(Interface dataset entries)
==============================

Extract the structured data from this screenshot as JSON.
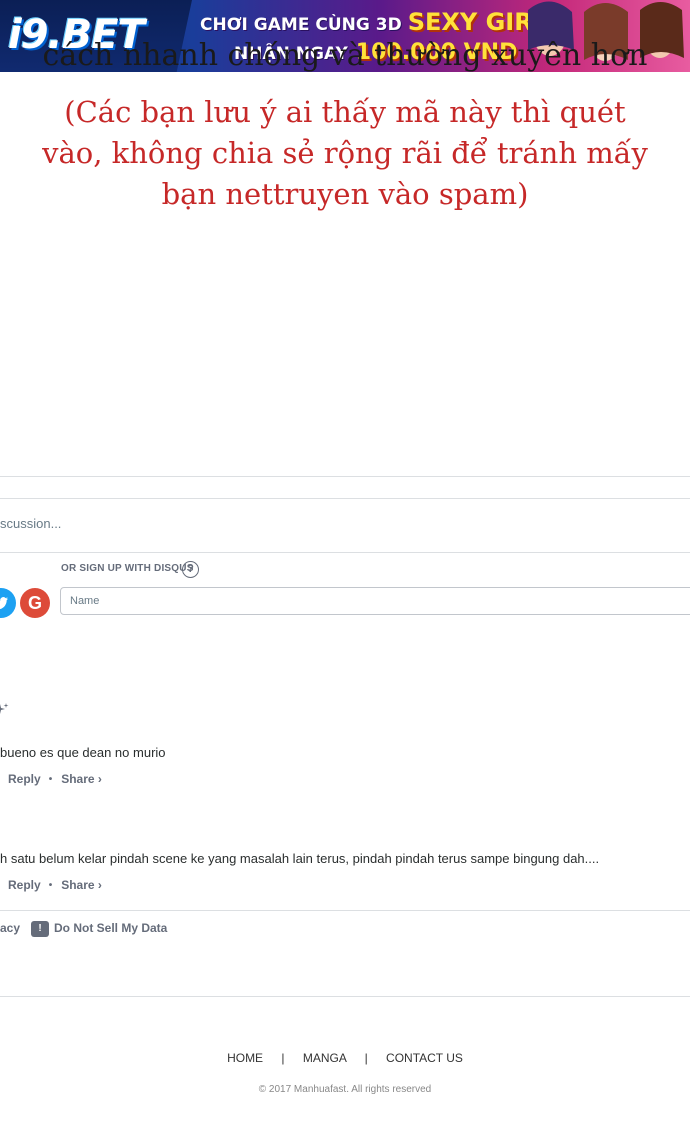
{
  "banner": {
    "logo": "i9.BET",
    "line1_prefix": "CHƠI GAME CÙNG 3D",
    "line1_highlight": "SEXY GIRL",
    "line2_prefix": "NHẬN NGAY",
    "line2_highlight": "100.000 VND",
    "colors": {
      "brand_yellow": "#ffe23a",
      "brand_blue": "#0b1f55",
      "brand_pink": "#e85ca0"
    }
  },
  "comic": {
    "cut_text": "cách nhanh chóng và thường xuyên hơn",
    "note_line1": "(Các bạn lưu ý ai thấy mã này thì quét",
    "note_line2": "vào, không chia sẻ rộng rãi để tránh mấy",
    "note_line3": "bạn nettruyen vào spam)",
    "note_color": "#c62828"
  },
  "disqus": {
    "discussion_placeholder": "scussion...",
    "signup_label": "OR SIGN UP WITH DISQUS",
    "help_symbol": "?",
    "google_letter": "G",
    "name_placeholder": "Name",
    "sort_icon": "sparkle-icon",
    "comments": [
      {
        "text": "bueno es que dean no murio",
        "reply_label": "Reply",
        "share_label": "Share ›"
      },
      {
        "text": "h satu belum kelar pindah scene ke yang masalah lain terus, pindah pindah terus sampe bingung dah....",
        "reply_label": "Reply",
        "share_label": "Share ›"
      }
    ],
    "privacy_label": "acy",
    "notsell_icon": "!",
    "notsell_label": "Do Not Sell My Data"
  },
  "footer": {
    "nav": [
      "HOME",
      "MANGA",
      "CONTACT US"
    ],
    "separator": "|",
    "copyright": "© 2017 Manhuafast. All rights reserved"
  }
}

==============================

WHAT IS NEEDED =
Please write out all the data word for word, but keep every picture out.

RESULT OF THIS TASK =
Extract the structured data from this screenshot as JSON.
{
  "banner": {
    "logo": "i9.BET",
    "line1_prefix": "CHƠI GAME CÙNG 3D",
    "line1_highlight": "SEXY GIRL",
    "line2_prefix": "NHẬN NGAY",
    "line2_highlight": "100.000 VND",
    "colors": {
      "brand_yellow": "#ffe23a",
      "brand_blue": "#0b1f55",
      "brand_pink": "#e85ca0"
    }
  },
  "comic": {
    "cut_text": "cách nhanh chóng và thường xuyên hơn",
    "note_line1": "(Các bạn lưu ý ai thấy mã này thì quét",
    "note_line2": "vào, không chia sẻ rộng rãi để tránh mấy",
    "note_line3": "bạn nettruyen vào spam)",
    "note_color": "#c62828"
  },
  "disqus": {
    "discussion_placeholder": "scussion...",
    "signup_label": "OR SIGN UP WITH DISQUS",
    "help_symbol": "?",
    "google_letter": "G",
    "name_placeholder": "Name",
    "sort_icon": "sparkle-icon",
    "comments": [
      {
        "text": "bueno es que dean no murio",
        "reply_label": "Reply",
        "share_label": "Share ›"
      },
      {
        "text": "h satu belum kelar pindah scene ke yang masalah lain terus, pindah pindah terus sampe bingung dah....",
        "reply_label": "Reply",
        "share_label": "Share ›"
      }
    ],
    "privacy_label": "acy",
    "notsell_icon": "!",
    "notsell_label": "Do Not Sell My Data"
  },
  "footer": {
    "nav": [
      "HOME",
      "MANGA",
      "CONTACT US"
    ],
    "separator": "|",
    "copyright": "© 2017 Manhuafast. All rights reserved"
  }
}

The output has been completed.